Carnegiea is a genus of one species, the giant Saguaro cactus. The Saguaro is columnar with fluted ribs on stout branches that curve upward giving the appearance of raised hands. The spines are light brown.
Mature Saguaro cactus that are decades old can produce greenish-white, night-blooming flowers that are fragrant. Saguaro flower only in old age. Flowers appear in late spring and early summer. Flowers are followed by oval, edible fruits that split open to reveal red pulp.
Saguaros are so slow-growing (about 3 feets/1m in 30 years) that they can remain in containers for many years. In the landscape, mature Saguaros make a dramatic background for outdoor plantings.
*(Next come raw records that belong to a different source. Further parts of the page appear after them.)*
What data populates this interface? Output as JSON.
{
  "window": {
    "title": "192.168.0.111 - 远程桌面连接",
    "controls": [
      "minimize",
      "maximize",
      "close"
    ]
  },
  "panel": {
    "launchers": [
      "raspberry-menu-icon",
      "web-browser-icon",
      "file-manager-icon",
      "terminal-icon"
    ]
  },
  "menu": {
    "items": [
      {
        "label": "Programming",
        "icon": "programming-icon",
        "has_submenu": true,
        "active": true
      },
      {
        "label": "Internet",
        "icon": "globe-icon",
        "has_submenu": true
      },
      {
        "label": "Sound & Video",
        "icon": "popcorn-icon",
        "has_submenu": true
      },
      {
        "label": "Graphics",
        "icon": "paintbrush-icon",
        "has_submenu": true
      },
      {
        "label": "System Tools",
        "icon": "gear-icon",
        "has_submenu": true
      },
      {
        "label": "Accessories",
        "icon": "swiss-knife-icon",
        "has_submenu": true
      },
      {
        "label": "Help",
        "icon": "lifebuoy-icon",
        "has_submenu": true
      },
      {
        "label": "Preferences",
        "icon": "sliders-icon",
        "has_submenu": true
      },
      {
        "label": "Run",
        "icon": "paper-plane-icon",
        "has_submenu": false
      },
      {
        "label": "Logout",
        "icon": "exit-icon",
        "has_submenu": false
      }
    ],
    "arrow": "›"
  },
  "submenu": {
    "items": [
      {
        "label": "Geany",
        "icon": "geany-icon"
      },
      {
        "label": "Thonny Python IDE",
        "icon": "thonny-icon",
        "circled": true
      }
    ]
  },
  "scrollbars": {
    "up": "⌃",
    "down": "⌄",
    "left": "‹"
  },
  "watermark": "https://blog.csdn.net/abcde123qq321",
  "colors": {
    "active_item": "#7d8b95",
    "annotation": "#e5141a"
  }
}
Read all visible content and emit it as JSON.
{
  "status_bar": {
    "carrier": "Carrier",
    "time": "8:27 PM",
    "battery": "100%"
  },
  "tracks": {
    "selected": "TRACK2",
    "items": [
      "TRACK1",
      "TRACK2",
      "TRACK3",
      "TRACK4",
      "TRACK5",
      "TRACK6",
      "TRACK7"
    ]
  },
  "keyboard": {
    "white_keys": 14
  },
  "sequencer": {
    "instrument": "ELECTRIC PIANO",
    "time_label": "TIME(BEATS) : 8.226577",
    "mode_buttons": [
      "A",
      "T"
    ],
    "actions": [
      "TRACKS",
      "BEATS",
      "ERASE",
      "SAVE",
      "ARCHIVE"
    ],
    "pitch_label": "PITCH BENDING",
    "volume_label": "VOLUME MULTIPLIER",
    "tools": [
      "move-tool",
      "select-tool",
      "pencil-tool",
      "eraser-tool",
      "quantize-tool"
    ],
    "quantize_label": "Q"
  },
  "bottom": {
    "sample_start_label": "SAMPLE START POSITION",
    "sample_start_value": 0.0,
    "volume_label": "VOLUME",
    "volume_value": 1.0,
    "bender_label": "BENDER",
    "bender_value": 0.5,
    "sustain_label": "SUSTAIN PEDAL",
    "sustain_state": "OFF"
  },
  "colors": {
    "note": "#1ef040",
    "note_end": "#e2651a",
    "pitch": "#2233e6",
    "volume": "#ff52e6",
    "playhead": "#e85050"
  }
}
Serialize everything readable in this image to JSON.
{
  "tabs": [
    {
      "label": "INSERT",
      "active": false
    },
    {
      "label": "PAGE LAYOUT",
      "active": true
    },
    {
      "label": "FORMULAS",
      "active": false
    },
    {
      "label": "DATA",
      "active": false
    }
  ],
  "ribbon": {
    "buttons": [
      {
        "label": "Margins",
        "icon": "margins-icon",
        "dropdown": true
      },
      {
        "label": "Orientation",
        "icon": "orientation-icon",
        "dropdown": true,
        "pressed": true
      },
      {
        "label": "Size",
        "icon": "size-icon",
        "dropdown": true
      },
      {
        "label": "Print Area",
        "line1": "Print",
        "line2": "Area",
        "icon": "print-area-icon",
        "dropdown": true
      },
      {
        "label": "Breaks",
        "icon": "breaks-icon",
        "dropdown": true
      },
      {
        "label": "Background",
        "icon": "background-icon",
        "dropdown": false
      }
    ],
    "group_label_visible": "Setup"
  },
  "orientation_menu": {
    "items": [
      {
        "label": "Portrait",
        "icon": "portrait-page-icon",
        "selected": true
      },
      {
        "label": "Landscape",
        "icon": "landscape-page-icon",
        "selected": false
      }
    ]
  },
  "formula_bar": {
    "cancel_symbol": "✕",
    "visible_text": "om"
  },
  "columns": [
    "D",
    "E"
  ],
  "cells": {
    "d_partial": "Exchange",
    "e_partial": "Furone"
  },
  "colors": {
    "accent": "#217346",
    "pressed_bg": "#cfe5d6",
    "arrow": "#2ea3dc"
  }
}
Get to Know Carnegia
- Plant type: Cereeae cactus; candelabara cactus
- Hardiness temperature: 25℉ (-3.9℃)
- Shape and size: Grow to 50 feet (15m) tall; columnlike stems branch out into 6- to 10-foot-tall (2-3m) candelabra-shaped branches; branches can have a diatmeter of 12 to 26 inches (30-65cm); branches grow vertically and have 12 to 24 ribs; brwon areoles are densely coverd with yellowish spines of to 3 inches (7cm) long
- Flowers: “bat blossoms” sit atop the crown; flowers remain open day and night
- Bloom time: Spring, summer
- Fruit: Oval fruit 3.5 inches (9cm) long and are edible; fruit spits open to reveal red pulp
- Common name: Saguaro cactus, giant Saguaro cactus
- Genus name: Carnegia gigantea
- Family name: Cactaceae
- Origin: Arizona to Sonora, Mexico
- Carnegia can be grown outdoors in the garden or in a pot where temperatures do not fall below 25℉ (-3.9℃) in winter.
- Carnegia can be grown indoors in a bright sunny windor or in a greenhouse where the light is bright.
- Light: Grow in a light, sunny, and warm spot; indoors Carnegia requires more light than other houseplants.
- Soil: Porous soil rich with nutrients and slightly acidic.
How to Water and Feed Carnegia
- Water: Light water; keep plants dry in winter.
- Feeding: Fertilize Carnegia with a cactus fertilizer during summer growth time.
- Growing Carnegia can be difficult. It grows very slowly, about 3 feet (1m) in 30 years.
- Propagate Carnegiea by seed.
Carnegia Species to Grow
- Carnegiea gigantea (Saguaro). Among the largest, slowest-growing cacti known. Mature specimens may take a century or more to reach their treelike stature. Found in southwest Arizona and parts of sonora, Mexico. See description above.